EXTRACTED RECORDS —
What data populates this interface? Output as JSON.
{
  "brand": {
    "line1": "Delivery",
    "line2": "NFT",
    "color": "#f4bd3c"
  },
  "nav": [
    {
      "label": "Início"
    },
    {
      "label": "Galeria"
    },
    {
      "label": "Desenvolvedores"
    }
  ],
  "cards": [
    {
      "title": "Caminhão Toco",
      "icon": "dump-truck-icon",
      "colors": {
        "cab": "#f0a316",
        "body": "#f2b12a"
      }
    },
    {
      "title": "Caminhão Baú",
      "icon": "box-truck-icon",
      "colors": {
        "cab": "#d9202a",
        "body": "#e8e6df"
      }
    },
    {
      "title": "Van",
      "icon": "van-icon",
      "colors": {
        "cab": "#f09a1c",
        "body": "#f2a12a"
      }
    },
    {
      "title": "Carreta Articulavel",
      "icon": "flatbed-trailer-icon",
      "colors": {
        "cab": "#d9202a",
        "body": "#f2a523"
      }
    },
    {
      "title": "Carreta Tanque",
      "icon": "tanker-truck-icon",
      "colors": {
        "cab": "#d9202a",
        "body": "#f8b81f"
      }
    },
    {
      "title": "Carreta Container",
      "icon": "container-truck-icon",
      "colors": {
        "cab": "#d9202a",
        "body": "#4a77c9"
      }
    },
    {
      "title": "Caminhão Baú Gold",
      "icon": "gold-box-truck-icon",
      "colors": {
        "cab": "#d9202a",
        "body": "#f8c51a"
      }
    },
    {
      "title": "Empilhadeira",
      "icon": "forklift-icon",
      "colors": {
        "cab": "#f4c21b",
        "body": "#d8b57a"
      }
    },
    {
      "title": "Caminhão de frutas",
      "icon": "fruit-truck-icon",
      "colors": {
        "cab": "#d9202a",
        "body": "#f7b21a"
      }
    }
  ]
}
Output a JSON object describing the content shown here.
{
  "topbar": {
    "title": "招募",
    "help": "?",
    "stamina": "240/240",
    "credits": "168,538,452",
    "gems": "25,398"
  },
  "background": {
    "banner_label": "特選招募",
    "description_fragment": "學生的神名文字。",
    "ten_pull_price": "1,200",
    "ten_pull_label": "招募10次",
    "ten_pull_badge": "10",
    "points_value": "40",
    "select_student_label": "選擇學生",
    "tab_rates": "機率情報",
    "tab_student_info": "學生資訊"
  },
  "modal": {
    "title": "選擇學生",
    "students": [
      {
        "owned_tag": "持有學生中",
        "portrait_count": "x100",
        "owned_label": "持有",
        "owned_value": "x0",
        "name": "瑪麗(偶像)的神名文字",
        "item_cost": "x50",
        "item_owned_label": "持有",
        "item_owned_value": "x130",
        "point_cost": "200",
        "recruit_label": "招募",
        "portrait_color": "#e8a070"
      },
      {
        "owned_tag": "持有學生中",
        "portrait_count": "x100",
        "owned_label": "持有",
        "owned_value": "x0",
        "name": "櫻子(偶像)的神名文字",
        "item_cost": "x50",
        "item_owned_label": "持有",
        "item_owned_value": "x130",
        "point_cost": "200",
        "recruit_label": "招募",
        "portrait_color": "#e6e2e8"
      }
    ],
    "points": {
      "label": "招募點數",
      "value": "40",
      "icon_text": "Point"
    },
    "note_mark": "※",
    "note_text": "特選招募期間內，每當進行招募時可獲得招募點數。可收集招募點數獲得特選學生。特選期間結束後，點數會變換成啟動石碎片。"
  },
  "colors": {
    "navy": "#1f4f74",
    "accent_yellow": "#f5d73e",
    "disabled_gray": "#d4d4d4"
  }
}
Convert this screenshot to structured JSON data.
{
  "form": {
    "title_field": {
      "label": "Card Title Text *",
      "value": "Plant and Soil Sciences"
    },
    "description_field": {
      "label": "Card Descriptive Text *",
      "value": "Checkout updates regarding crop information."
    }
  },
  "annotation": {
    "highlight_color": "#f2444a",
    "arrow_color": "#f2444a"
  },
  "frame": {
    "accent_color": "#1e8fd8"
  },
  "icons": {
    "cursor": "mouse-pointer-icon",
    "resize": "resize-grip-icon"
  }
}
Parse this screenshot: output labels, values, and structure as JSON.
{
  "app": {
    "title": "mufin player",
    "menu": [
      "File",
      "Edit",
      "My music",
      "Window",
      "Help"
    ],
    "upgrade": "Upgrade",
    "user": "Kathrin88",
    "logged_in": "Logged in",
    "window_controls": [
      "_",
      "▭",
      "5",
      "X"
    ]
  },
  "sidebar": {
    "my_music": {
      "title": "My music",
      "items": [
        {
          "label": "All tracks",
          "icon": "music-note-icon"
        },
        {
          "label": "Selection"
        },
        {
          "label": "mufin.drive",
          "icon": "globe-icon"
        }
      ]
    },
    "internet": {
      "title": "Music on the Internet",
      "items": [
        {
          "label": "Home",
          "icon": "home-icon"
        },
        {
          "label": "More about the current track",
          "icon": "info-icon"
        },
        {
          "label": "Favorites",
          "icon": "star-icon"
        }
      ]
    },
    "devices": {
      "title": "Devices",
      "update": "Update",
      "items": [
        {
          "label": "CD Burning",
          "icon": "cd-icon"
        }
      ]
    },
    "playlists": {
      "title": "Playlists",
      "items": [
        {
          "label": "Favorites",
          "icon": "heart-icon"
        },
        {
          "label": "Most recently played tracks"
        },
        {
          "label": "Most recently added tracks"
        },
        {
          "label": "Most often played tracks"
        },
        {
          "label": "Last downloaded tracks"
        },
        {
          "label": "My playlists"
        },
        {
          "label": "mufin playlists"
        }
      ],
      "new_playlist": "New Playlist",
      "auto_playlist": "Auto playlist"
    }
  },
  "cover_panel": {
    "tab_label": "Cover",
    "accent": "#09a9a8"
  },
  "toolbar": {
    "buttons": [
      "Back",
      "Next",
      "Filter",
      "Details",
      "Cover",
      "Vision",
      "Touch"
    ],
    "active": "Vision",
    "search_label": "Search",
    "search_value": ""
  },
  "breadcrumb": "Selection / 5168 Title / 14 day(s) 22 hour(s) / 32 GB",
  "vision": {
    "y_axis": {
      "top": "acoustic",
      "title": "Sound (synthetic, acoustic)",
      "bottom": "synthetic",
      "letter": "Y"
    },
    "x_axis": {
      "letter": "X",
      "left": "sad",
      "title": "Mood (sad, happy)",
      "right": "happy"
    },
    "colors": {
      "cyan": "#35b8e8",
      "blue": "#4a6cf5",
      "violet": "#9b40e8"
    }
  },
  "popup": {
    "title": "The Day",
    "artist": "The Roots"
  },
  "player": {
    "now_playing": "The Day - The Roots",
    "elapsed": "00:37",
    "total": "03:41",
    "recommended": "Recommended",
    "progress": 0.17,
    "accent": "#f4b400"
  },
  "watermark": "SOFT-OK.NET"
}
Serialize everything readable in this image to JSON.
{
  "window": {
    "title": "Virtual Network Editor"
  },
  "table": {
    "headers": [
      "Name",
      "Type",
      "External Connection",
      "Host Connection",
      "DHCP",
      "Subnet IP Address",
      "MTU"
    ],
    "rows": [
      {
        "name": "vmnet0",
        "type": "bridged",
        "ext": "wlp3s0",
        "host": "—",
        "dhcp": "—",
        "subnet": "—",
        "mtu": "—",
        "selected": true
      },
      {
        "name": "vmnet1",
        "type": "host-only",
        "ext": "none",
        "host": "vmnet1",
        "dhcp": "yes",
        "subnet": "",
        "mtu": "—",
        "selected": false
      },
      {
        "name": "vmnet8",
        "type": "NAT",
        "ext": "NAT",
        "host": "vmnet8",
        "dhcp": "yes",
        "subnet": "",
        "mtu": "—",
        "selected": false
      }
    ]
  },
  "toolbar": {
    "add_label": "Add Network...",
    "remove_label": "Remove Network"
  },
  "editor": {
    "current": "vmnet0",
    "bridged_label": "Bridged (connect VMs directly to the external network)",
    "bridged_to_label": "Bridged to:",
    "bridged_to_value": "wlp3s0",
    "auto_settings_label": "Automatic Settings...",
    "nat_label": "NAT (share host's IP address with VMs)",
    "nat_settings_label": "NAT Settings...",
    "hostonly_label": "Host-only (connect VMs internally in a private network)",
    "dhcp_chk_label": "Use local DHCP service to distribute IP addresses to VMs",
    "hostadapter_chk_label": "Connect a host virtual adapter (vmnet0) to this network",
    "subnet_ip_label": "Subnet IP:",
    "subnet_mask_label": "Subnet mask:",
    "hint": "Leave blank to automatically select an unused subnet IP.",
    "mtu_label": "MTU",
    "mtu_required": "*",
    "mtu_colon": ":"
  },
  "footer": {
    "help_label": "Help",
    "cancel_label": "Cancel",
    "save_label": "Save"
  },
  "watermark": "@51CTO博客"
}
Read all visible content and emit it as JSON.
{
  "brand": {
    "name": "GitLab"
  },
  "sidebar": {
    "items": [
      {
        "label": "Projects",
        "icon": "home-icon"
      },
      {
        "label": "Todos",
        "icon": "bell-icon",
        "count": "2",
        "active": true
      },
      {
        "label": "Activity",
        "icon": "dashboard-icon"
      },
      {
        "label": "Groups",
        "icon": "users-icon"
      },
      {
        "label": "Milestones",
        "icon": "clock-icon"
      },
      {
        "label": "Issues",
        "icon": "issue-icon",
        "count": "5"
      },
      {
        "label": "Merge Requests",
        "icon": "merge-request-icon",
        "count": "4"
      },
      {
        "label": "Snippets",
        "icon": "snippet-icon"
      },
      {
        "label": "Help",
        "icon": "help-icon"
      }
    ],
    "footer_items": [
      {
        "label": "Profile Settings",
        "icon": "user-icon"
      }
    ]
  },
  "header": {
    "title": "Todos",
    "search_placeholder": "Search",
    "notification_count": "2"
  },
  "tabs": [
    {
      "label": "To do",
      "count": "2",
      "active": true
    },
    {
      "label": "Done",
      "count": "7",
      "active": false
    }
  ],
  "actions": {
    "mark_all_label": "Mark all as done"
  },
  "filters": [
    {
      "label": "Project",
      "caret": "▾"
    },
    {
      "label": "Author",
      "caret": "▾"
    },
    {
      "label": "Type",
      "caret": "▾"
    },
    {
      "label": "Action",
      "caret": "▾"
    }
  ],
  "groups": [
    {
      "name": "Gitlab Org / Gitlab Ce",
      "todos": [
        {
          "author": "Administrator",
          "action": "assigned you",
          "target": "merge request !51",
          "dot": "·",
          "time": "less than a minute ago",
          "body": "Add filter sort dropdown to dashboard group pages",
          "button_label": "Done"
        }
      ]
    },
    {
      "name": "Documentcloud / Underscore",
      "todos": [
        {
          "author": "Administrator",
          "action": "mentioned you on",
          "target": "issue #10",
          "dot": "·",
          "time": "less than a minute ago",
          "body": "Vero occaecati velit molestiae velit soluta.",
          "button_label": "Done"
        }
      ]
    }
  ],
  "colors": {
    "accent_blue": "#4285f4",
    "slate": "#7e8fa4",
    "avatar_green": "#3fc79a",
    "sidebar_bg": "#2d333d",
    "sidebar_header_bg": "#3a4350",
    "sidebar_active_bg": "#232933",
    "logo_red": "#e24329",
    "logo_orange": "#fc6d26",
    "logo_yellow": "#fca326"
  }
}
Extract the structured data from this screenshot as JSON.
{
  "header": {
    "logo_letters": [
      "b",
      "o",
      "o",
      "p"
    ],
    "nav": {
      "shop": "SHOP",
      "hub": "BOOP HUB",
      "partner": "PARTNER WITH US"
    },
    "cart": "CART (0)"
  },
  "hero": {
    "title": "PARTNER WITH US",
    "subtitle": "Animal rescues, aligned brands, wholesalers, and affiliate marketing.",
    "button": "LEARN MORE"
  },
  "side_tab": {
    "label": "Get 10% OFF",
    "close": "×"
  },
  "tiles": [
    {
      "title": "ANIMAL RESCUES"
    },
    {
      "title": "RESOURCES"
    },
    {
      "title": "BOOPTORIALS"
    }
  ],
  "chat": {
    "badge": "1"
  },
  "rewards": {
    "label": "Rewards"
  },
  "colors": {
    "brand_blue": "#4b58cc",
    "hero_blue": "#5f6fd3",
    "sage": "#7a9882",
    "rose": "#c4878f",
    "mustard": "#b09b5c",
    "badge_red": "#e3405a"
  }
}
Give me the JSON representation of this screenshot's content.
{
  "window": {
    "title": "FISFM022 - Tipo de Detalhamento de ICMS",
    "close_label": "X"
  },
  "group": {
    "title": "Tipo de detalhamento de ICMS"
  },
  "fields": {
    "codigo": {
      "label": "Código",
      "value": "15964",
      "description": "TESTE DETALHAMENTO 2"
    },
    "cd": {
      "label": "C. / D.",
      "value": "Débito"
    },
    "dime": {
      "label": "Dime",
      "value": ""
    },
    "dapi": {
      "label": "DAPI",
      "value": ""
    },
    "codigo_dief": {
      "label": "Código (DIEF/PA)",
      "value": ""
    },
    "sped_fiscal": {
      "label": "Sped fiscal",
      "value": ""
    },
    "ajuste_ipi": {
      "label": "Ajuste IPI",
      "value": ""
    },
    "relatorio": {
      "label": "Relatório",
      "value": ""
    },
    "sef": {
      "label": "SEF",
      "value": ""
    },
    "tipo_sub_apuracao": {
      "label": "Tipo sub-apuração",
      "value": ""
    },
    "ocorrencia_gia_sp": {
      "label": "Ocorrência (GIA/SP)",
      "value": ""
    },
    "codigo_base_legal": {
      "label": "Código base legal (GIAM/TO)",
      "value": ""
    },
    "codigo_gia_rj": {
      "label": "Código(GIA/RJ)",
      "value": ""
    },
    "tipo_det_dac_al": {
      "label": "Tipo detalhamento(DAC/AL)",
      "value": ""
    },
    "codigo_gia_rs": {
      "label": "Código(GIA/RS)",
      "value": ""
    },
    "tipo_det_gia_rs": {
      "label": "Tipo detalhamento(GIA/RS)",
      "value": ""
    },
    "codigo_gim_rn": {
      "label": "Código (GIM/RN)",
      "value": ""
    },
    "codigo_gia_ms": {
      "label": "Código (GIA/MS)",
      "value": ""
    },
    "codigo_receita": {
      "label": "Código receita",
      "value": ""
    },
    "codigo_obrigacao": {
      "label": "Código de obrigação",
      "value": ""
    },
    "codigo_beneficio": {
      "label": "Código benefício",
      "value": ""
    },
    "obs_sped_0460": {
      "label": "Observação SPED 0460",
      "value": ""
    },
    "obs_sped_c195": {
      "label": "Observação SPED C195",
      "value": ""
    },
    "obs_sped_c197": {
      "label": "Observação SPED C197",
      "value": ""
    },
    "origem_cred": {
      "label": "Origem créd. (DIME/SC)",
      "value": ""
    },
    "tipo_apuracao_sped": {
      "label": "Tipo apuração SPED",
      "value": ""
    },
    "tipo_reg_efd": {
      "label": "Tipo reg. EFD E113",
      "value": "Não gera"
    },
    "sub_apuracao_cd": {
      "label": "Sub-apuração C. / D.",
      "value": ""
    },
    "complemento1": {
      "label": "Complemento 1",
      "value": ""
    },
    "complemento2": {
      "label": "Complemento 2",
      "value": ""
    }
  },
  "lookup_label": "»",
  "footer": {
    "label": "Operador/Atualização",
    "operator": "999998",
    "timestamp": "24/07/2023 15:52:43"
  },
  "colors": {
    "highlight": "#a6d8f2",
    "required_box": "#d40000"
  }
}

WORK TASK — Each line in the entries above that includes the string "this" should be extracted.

RESPONSE —
What data populates this interface? Output as JSON.
Convert this screenshot to structured JSON data.
Parse this screenshot: output labels, values, and structure as JSON.
Serialize everything readable in this image to JSON.
    "hostadapter_chk_label": "Connect a host virtual adapter (vmnet0) to this network",
Extract the structured data from this screenshot as JSON.
Give me the JSON representation of this screenshot's content.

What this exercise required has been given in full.